“Even doctors and engineers come to prepare for the exams,” said Mengal, adding that it is, perhaps, the charms of bureaucratic life that attract them to CSS. He added that a candidate qualifying CSS served as a model of inspiration for others, triggering a cycle of of interest among the youth, inspiring them to try their luck as well.
On account of the increasing interest of candidates, said Mengal, a good number of coaching academies are working in the provincial capital where students from remote districts such as Gwader, Panjgur and Chaman, come to prepare for the exam.
Still, the number of students who qualify the annual examination remains low. In 2012, only 29 candidates of the 396 candidates qualified the examination, 14 of which were selected for the civil services. For 2013, the number is even less – 8 out of 409 candidates made it to the civil services.
Amjad Khan, the provincial officer for FPSC, said that due to limited seats and increasing number of candidates, the examination got tougher every year. Khan said in 2015 the entire syllabus was revised and many new approaches and subjects were included to make the screening all the more competitive.
The fact that many candidates who prepare for years, appearing repeatedly in the exam and still not making it to the service, bears testimony to how tough the examination has become over the years.

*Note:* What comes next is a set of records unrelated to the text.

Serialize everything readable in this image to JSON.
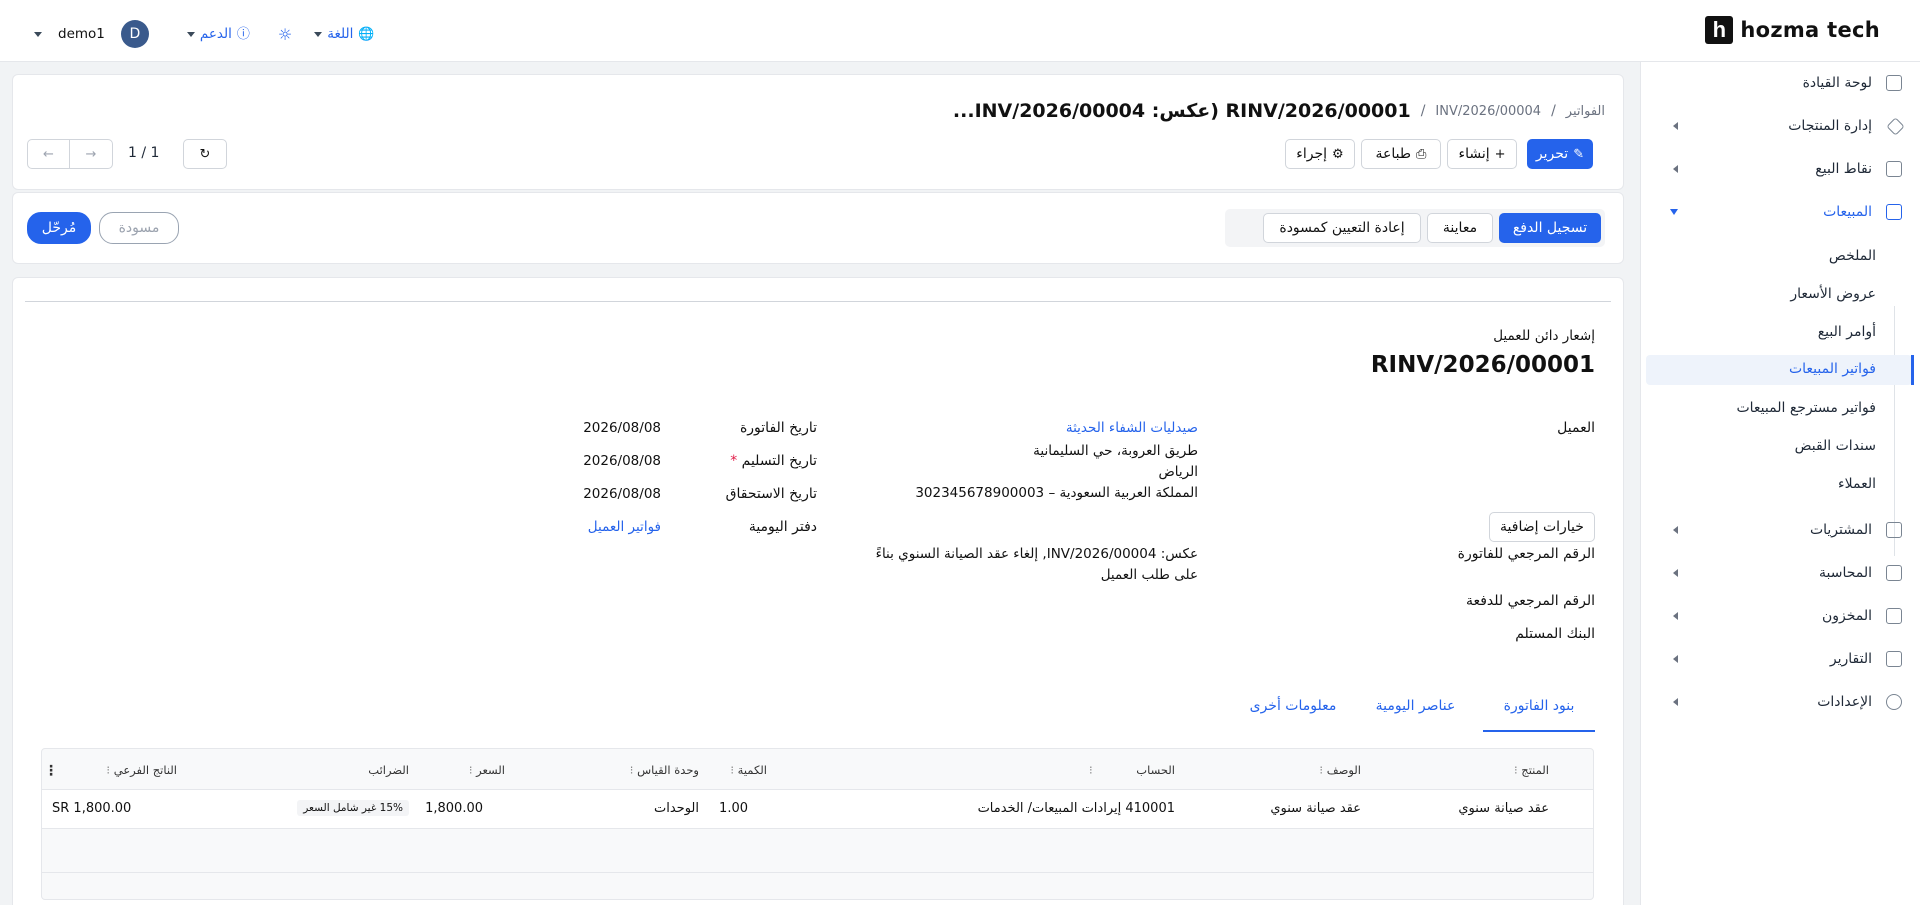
{
  "brand": {
    "logo_letter": "h",
    "name": "hozma tech"
  },
  "topnav": {
    "user": "demo1",
    "avatar_letter": "D",
    "support": "الدعم",
    "language": "اللغة"
  },
  "sidebar": {
    "items": [
      {
        "label": "لوحة القيادة",
        "icon": "dashboard-icon"
      },
      {
        "label": "إدارة المنتجات",
        "icon": "tag-icon"
      },
      {
        "label": "نقاط البيع",
        "icon": "store-icon"
      },
      {
        "label": "المبيعات",
        "icon": "chart-line-icon"
      },
      {
        "label": "المشتريات",
        "icon": "card-icon"
      },
      {
        "label": "المحاسبة",
        "icon": "ledger-icon"
      },
      {
        "label": "المخزون",
        "icon": "box-icon"
      },
      {
        "label": "التقارير",
        "icon": "report-icon"
      },
      {
        "label": "الإعدادات",
        "icon": "gear-icon"
      }
    ],
    "sales_sub": [
      "الملخص",
      "عروض الأسعار",
      "أوامر البيع",
      "فواتير المبيعات",
      "فواتير مسترجع المبيعات",
      "سندات القبض",
      "العملاء"
    ]
  },
  "header": {
    "bc_invoices": "الفواتير",
    "bc_inv": "INV/2026/00004",
    "sep": "/",
    "title": "RINV/2026/00001 (عكس: INV/2026/00004...",
    "edit": "تحرير",
    "create": "إنشاء",
    "print": "طباعة",
    "action": "إجراء",
    "pager": "1 / 1"
  },
  "statusbar": {
    "register_payment": "تسجيل الدفع",
    "preview": "معاينة",
    "reset_draft": "إعادة التعيين كمسودة",
    "draft": "مسودة",
    "posted": "مُرحّل"
  },
  "doc": {
    "type": "إشعار دائن للعميل",
    "number": "RINV/2026/00001",
    "customer_label": "العميل",
    "customer_name": "صيدليات الشفاء الحديثة",
    "address1": "طريق العروبة، حي السليمانية",
    "address2": "الرياض",
    "address3": "302345678900003 – المملكة العربية السعودية",
    "extra_options": "خيارات إضافية",
    "ref_label": "الرقم المرجعي للفاتورة",
    "ref_value1": "عكس: INV/2026/00004, إلغاء عقد الصيانة السنوي بناءً",
    "ref_value2": "على طلب العميل",
    "pay_ref_label": "الرقم المرجعي للدفعة",
    "bank_label": "البنك المستلم",
    "invoice_date_label": "تاريخ الفاتورة",
    "invoice_date": "2026/08/08",
    "delivery_date_label": "تاريخ التسليم",
    "delivery_date": "2026/08/08",
    "due_date_label": "تاريخ الاستحقاق",
    "due_date": "2026/08/08",
    "journal_label": "دفتر اليومية",
    "journal": "فواتير العميل"
  },
  "tabs": [
    "بنود الفاتورة",
    "عناصر اليومية",
    "معلومات أخرى"
  ],
  "table": {
    "headers": [
      "المنتج",
      "الوصف",
      "الحساب",
      "الكمية",
      "وحدة القياس",
      "السعر",
      "الضرائب",
      "الناتج الفرعي"
    ],
    "row": {
      "product": "عقد صيانة سنوي",
      "description": "عقد صيانة سنوي",
      "account": "410001 إيرادات المبيعات/ الخدمات",
      "qty": "1.00",
      "uom": "الوحدات",
      "price": "1,800.00",
      "tax": "15% غير شامل السعر",
      "subtotal": "SR 1,800.00"
    }
  }
}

Ayesha Ahmed, a senior school teacher, has attempted the examination twice and is now preparing for her third and last attempt.
Ahmad said that although she held a BPS 17 position, she was unable to serve the way she wanted and that is why she had opted to go for CSS. She said a good number of her colleagues were attracted to the administrative services because of the prestige characteristic to a bureaucratic lifestyle.
“Ours is a power and status-driven society and the prestige inherent to bureaucratic life attracts everyone,” said Ahmad.
The Central Superior Services (CCS) examinations are held annually in February by the Federal Public Service Commission Islamabad. The examinations are conducted simultaneously in all major cities of Pakistan with successful candidates going to the 12 groups in the Civil Services of Pakistan. The candidates have to qualify written evaluation tests in 12 subjects and clear medical, psychological and viva- voce tests. The Federal Public Service Commission has sub-branches in all four provinces.
According to Kamran Mengal, owner of the coaching academy in Quetta, candidates spend years in Lahore and Islambabad, away from home, preparing for the examination.